----- Dataset records

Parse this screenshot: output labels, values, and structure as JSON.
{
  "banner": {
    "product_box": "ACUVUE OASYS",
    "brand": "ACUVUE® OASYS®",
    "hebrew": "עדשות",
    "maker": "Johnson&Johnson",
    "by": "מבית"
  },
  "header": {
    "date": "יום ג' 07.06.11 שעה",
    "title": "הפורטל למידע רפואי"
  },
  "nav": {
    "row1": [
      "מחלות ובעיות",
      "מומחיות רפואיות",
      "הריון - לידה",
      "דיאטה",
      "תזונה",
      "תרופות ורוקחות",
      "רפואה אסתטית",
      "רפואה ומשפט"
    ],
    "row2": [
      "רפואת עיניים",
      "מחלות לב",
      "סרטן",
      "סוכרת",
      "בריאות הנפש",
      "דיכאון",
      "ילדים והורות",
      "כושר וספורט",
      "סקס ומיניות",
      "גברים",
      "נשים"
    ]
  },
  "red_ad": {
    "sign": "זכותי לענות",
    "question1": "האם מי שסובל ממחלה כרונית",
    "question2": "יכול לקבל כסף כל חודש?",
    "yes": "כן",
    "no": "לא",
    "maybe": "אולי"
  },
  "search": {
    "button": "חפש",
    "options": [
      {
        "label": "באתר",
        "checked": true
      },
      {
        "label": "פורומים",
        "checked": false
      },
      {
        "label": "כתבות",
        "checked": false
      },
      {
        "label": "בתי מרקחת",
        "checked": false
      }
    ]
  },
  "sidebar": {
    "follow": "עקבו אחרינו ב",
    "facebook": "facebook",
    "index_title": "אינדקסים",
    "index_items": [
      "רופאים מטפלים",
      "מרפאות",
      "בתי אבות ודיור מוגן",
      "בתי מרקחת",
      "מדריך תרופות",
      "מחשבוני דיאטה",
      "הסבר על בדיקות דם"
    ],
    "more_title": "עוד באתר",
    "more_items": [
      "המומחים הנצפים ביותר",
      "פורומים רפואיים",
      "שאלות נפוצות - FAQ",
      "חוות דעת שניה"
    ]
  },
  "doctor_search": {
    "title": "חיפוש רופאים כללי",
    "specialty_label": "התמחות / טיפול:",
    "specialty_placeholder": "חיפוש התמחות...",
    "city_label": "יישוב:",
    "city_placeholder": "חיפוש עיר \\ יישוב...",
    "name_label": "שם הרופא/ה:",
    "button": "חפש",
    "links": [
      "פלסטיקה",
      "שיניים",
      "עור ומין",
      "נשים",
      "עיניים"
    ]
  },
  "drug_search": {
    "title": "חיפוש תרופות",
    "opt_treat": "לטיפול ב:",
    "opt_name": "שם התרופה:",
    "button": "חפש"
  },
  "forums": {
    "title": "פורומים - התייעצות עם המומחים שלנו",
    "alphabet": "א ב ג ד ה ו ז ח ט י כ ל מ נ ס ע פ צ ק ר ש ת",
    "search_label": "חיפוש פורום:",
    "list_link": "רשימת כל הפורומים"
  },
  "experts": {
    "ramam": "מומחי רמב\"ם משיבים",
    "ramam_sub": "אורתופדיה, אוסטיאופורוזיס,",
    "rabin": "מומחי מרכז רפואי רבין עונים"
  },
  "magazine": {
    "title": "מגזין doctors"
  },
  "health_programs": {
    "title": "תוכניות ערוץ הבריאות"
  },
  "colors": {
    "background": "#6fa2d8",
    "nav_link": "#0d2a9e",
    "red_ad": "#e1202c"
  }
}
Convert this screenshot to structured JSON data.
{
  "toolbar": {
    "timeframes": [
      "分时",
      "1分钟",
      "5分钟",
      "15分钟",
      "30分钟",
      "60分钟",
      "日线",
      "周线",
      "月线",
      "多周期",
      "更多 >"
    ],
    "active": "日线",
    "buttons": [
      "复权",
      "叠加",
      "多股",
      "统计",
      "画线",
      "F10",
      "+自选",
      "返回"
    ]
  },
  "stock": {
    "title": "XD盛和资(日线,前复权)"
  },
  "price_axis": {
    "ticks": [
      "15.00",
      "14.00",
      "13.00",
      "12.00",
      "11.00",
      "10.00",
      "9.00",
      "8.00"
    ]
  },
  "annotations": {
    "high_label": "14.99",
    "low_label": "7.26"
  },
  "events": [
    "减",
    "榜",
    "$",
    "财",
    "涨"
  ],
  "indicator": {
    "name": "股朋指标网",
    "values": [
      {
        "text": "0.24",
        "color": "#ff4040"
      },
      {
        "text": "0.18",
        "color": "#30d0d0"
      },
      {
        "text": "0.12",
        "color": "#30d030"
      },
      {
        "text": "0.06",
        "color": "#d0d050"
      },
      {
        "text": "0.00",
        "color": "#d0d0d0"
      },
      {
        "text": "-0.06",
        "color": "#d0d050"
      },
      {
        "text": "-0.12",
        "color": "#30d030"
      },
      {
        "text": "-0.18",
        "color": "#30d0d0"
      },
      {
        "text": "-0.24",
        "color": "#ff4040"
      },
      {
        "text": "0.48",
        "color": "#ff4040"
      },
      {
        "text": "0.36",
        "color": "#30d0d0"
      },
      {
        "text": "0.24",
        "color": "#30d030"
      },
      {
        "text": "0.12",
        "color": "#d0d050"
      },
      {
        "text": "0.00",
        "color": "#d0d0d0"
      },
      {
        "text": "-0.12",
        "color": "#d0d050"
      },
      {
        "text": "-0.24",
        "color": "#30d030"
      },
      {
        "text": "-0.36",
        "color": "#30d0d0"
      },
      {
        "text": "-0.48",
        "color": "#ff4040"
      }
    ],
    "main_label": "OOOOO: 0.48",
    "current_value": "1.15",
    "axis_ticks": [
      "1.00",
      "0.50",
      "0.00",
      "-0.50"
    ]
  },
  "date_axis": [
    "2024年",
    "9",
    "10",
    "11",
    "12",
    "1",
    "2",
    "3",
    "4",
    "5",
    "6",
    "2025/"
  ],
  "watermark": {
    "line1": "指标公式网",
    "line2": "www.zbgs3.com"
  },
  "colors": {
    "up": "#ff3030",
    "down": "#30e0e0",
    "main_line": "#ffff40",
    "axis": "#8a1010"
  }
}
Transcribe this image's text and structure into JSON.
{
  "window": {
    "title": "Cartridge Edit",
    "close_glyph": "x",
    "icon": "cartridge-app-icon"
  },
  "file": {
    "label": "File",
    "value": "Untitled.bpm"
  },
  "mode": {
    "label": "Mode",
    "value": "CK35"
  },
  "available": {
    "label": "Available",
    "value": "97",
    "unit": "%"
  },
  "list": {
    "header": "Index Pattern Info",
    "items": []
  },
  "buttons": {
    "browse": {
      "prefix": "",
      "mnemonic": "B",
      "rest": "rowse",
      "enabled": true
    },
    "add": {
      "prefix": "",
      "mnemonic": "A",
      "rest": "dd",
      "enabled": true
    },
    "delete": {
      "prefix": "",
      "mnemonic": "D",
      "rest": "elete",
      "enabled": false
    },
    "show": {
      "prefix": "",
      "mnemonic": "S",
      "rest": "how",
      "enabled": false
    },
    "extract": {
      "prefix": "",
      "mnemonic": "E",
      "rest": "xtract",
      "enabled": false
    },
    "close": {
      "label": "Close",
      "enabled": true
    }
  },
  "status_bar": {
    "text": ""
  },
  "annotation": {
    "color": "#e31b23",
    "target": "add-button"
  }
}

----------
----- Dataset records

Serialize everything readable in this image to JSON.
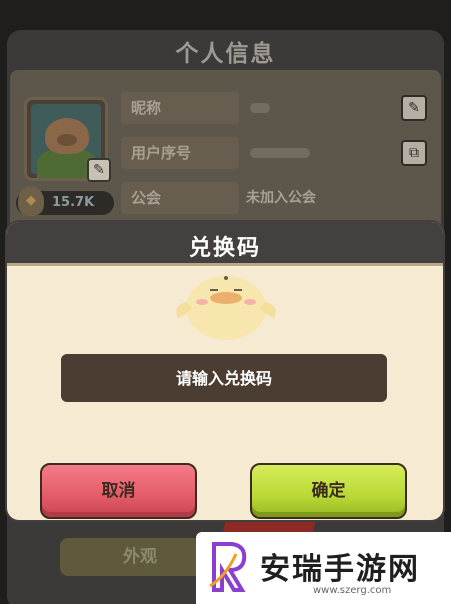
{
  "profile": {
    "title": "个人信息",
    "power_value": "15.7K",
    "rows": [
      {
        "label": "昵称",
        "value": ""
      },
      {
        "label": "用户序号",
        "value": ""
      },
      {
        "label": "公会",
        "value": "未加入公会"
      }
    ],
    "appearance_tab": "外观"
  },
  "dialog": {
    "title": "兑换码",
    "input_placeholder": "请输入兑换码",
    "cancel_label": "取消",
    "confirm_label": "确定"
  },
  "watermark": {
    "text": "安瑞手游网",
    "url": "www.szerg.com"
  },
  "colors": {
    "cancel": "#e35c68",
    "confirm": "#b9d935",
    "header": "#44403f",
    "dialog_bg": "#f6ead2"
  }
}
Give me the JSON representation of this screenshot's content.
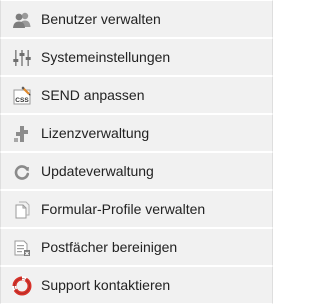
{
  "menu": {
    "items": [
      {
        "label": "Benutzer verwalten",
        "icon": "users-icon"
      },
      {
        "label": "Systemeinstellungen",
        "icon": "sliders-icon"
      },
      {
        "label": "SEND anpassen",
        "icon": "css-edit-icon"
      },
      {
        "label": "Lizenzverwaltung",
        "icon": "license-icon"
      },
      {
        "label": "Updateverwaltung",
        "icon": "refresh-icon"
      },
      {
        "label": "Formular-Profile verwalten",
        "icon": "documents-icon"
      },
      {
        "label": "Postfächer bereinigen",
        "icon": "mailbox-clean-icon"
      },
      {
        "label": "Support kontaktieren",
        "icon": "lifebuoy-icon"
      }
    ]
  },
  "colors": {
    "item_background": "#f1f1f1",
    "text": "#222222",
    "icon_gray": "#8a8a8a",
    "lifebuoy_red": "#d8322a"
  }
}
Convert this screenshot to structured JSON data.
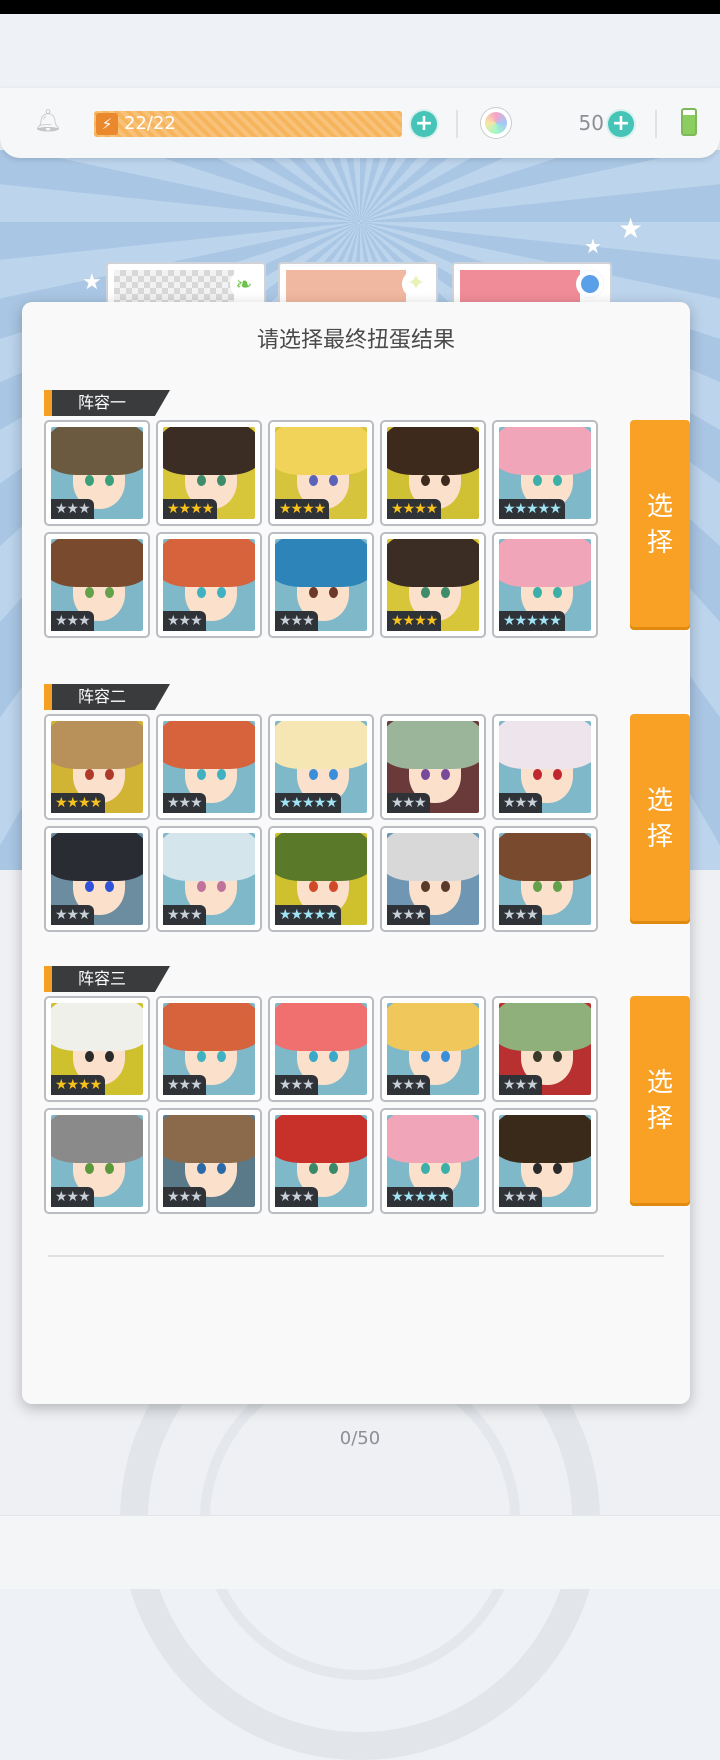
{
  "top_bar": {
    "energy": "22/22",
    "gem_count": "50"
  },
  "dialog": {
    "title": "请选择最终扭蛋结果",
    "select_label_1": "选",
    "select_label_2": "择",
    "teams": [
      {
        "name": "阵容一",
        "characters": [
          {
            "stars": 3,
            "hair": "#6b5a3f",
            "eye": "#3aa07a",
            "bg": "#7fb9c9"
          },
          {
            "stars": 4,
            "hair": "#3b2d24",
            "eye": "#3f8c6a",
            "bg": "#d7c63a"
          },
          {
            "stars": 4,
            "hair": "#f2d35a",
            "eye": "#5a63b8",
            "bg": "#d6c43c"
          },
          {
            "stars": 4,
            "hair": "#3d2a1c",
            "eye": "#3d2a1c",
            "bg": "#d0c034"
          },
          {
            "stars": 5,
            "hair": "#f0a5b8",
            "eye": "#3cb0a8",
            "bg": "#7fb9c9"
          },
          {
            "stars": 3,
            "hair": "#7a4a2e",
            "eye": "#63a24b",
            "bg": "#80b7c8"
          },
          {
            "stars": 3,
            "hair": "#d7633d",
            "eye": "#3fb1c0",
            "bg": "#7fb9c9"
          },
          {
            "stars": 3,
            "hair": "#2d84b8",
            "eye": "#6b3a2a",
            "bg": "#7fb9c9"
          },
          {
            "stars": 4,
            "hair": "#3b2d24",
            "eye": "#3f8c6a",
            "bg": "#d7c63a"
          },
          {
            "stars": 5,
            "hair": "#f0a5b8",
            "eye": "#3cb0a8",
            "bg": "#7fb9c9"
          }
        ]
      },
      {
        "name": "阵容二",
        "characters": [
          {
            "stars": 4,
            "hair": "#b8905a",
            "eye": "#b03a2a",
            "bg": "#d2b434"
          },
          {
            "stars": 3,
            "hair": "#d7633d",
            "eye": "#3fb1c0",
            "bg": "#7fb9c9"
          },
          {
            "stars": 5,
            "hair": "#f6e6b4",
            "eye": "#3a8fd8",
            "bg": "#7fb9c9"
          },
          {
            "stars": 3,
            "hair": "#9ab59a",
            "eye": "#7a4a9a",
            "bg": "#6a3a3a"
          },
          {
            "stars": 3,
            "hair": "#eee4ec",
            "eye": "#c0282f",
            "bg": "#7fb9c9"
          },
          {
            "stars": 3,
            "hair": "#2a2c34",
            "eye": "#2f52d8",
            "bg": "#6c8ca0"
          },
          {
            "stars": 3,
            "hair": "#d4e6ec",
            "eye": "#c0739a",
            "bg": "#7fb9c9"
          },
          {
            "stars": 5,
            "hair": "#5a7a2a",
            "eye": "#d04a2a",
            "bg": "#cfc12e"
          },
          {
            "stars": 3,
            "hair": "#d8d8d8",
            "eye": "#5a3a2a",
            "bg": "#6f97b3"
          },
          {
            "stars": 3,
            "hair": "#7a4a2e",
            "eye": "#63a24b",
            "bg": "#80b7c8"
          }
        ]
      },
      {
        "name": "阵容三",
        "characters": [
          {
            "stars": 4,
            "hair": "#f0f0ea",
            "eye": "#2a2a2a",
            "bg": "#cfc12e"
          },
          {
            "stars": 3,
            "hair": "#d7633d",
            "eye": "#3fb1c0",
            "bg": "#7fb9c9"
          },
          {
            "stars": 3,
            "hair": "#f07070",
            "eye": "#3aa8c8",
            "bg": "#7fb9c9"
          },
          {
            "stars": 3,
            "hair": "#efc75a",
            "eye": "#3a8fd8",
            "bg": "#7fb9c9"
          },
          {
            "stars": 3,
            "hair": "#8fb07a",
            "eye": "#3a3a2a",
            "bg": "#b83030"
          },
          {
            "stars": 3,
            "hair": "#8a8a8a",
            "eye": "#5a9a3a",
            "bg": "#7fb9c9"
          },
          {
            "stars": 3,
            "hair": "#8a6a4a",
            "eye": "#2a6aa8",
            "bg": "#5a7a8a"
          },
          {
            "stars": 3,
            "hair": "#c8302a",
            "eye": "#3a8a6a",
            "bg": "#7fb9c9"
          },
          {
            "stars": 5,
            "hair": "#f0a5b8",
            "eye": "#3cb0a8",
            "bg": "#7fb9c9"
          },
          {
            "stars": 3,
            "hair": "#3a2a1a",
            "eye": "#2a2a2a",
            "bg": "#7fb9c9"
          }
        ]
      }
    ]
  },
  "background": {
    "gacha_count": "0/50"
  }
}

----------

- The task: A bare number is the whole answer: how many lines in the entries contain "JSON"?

- Response to the task: 6